** Opening INFORMATION SUPPLIED block **
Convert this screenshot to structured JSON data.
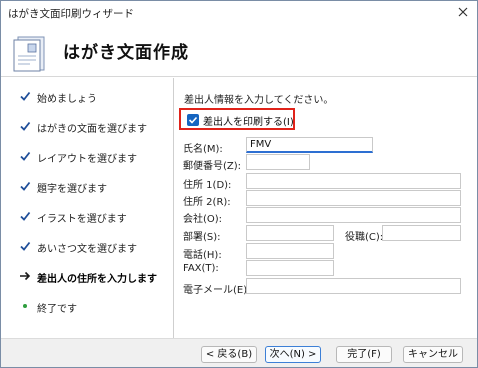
{
  "window": {
    "title": "はがき文面印刷ウィザード"
  },
  "header": {
    "title": "はがき文面作成"
  },
  "steps": [
    {
      "label": "始めましょう",
      "state": "done"
    },
    {
      "label": "はがきの文面を選びます",
      "state": "done"
    },
    {
      "label": "レイアウトを選びます",
      "state": "done"
    },
    {
      "label": "題字を選びます",
      "state": "done"
    },
    {
      "label": "イラストを選びます",
      "state": "done"
    },
    {
      "label": "あいさつ文を選びます",
      "state": "done"
    },
    {
      "label": "差出人の住所を入力します",
      "state": "current"
    },
    {
      "label": "終了です",
      "state": "pending"
    }
  ],
  "form": {
    "intro": "差出人情報を入力してください。",
    "print_sender_label": "差出人を印刷する(I)",
    "print_sender_checked": true,
    "name_label": "氏名(M):",
    "name_value": "FMV",
    "postal_label": "郵便番号(Z):",
    "postal_value": "",
    "address1_label": "住所 1(D):",
    "address1_value": "",
    "address2_label": "住所 2(R):",
    "address2_value": "",
    "company_label": "会社(O):",
    "company_value": "",
    "department_label": "部署(S):",
    "department_value": "",
    "title_label": "役職(C):",
    "title_value": "",
    "phone_label": "電話(H):",
    "phone_value": "",
    "fax_label": "FAX(T):",
    "fax_value": "",
    "email_label": "電子メール(E):",
    "email_value": ""
  },
  "footer": {
    "back_label": "< 戻る(B)",
    "next_label": "次へ(N) >",
    "finish_label": "完了(F)",
    "cancel_label": "キャンセル"
  },
  "colors": {
    "accent": "#1565c0",
    "highlight_border": "#e0231a",
    "step_check": "#1f4e99",
    "step_pending_dot": "#2e9e3e"
  }
}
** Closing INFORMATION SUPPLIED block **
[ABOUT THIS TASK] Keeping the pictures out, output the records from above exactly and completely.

[SOLUTION TO THE EXERCISE]
Convert this screenshot to structured JSON data.
{
  "window": {
    "title": "はがき文面印刷ウィザード"
  },
  "header": {
    "title": "はがき文面作成"
  },
  "steps": [
    {
      "label": "始めましょう",
      "state": "done"
    },
    {
      "label": "はがきの文面を選びます",
      "state": "done"
    },
    {
      "label": "レイアウトを選びます",
      "state": "done"
    },
    {
      "label": "題字を選びます",
      "state": "done"
    },
    {
      "label": "イラストを選びます",
      "state": "done"
    },
    {
      "label": "あいさつ文を選びます",
      "state": "done"
    },
    {
      "label": "差出人の住所を入力します",
      "state": "current"
    },
    {
      "label": "終了です",
      "state": "pending"
    }
  ],
  "form": {
    "intro": "差出人情報を入力してください。",
    "print_sender_label": "差出人を印刷する(I)",
    "print_sender_checked": true,
    "name_label": "氏名(M):",
    "name_value": "FMV",
    "postal_label": "郵便番号(Z):",
    "postal_value": "",
    "address1_label": "住所 1(D):",
    "address1_value": "",
    "address2_label": "住所 2(R):",
    "address2_value": "",
    "company_label": "会社(O):",
    "company_value": "",
    "department_label": "部署(S):",
    "department_value": "",
    "title_label": "役職(C):",
    "title_value": "",
    "phone_label": "電話(H):",
    "phone_value": "",
    "fax_label": "FAX(T):",
    "fax_value": "",
    "email_label": "電子メール(E):",
    "email_value": ""
  },
  "footer": {
    "back_label": "< 戻る(B)",
    "next_label": "次へ(N) >",
    "finish_label": "完了(F)",
    "cancel_label": "キャンセル"
  },
  "colors": {
    "accent": "#1565c0",
    "highlight_border": "#e0231a",
    "step_check": "#1f4e99",
    "step_pending_dot": "#2e9e3e"
  }
}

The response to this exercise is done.